▶ **YOUR OBJECTIVE**
Each line below has to be output exactly, from first to last.

▶ **RECORDS**
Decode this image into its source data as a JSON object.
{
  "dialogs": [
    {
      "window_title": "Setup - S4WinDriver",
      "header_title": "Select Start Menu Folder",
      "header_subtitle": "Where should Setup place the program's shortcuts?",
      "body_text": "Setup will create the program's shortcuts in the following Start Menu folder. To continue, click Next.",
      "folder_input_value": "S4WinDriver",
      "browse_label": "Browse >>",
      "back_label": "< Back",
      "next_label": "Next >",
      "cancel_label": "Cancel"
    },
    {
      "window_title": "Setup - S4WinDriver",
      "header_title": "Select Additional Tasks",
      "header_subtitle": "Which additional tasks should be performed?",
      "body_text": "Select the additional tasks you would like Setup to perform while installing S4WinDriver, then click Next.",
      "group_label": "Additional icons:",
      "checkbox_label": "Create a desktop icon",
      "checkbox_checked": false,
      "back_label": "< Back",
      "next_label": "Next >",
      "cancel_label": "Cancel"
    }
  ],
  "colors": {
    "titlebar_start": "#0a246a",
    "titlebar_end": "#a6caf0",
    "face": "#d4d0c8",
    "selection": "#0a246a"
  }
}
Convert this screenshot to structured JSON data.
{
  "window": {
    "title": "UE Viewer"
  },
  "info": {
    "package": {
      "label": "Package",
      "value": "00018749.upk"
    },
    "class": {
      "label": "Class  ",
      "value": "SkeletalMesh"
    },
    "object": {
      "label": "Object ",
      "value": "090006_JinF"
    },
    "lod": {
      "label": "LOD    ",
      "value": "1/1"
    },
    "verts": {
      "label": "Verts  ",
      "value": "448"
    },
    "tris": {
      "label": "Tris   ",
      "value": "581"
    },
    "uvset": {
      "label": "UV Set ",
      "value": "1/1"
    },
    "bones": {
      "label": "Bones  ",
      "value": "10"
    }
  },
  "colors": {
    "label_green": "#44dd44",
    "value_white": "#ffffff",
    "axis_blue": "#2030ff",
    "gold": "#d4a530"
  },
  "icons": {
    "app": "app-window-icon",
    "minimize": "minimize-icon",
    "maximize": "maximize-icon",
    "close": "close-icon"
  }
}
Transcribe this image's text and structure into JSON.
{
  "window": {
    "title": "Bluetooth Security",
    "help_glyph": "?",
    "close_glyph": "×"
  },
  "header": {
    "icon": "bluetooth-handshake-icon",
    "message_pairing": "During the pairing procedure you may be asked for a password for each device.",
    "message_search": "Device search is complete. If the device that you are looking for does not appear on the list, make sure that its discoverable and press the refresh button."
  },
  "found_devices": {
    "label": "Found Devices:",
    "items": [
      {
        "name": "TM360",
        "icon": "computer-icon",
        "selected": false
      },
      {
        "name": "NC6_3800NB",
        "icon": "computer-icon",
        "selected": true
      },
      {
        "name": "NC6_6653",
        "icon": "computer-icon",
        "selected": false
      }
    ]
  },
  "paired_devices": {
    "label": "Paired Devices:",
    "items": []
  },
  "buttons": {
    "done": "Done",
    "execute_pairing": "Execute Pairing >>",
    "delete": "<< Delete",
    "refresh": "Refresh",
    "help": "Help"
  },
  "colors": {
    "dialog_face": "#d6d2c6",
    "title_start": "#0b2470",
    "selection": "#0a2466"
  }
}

▶ **ANSWER BOX**
Decode this image into its source data as a JSON object.
{
  "dialogs": [
    {
      "window_title": "Setup - S4WinDriver",
      "header_title": "Select Start Menu Folder",
      "header_subtitle": "Where should Setup place the program's shortcuts?",
      "body_text": "Setup will create the program's shortcuts in the following Start Menu folder. To continue, click Next.",
      "folder_input_value": "S4WinDriver",
      "browse_label": "Browse >>",
      "back_label": "< Back",
      "next_label": "Next >",
      "cancel_label": "Cancel"
    },
    {
      "window_title": "Setup - S4WinDriver",
      "header_title": "Select Additional Tasks",
      "header_subtitle": "Which additional tasks should be performed?",
      "body_text": "Select the additional tasks you would like Setup to perform while installing S4WinDriver, then click Next.",
      "group_label": "Additional icons:",
      "checkbox_label": "Create a desktop icon",
      "checkbox_checked": false,
      "back_label": "< Back",
      "next_label": "Next >",
      "cancel_label": "Cancel"
    }
  ],
  "colors": {
    "titlebar_start": "#0a246a",
    "titlebar_end": "#a6caf0",
    "face": "#d4d0c8",
    "selection": "#0a246a"
  }
}
Convert this screenshot to structured JSON data.
{
  "window": {
    "title": "UE Viewer"
  },
  "info": {
    "package": {
      "label": "Package",
      "value": "00018749.upk"
    },
    "class": {
      "label": "Class  ",
      "value": "SkeletalMesh"
    },
    "object": {
      "label": "Object ",
      "value": "090006_JinF"
    },
    "lod": {
      "label": "LOD    ",
      "value": "1/1"
    },
    "verts": {
      "label": "Verts  ",
      "value": "448"
    },
    "tris": {
      "label": "Tris   ",
      "value": "581"
    },
    "uvset": {
      "label": "UV Set ",
      "value": "1/1"
    },
    "bones": {
      "label": "Bones  ",
      "value": "10"
    }
  },
  "colors": {
    "label_green": "#44dd44",
    "value_white": "#ffffff",
    "axis_blue": "#2030ff",
    "gold": "#d4a530"
  },
  "icons": {
    "app": "app-window-icon",
    "minimize": "minimize-icon",
    "maximize": "maximize-icon",
    "close": "close-icon"
  }
}
Transcribe this image's text and structure into JSON.
{
  "window": {
    "title": "Bluetooth Security",
    "help_glyph": "?",
    "close_glyph": "×"
  },
  "header": {
    "icon": "bluetooth-handshake-icon",
    "message_pairing": "During the pairing procedure you may be asked for a password for each device.",
    "message_search": "Device search is complete. If the device that you are looking for does not appear on the list, make sure that its discoverable and press the refresh button."
  },
  "found_devices": {
    "label": "Found Devices:",
    "items": [
      {
        "name": "TM360",
        "icon": "computer-icon",
        "selected": false
      },
      {
        "name": "NC6_3800NB",
        "icon": "computer-icon",
        "selected": true
      },
      {
        "name": "NC6_6653",
        "icon": "computer-icon",
        "selected": false
      }
    ]
  },
  "paired_devices": {
    "label": "Paired Devices:",
    "items": []
  },
  "buttons": {
    "done": "Done",
    "execute_pairing": "Execute Pairing >>",
    "delete": "<< Delete",
    "refresh": "Refresh",
    "help": "Help"
  },
  "colors": {
    "dialog_face": "#d6d2c6",
    "title_start": "#0b2470",
    "selection": "#0a2466"
  }
}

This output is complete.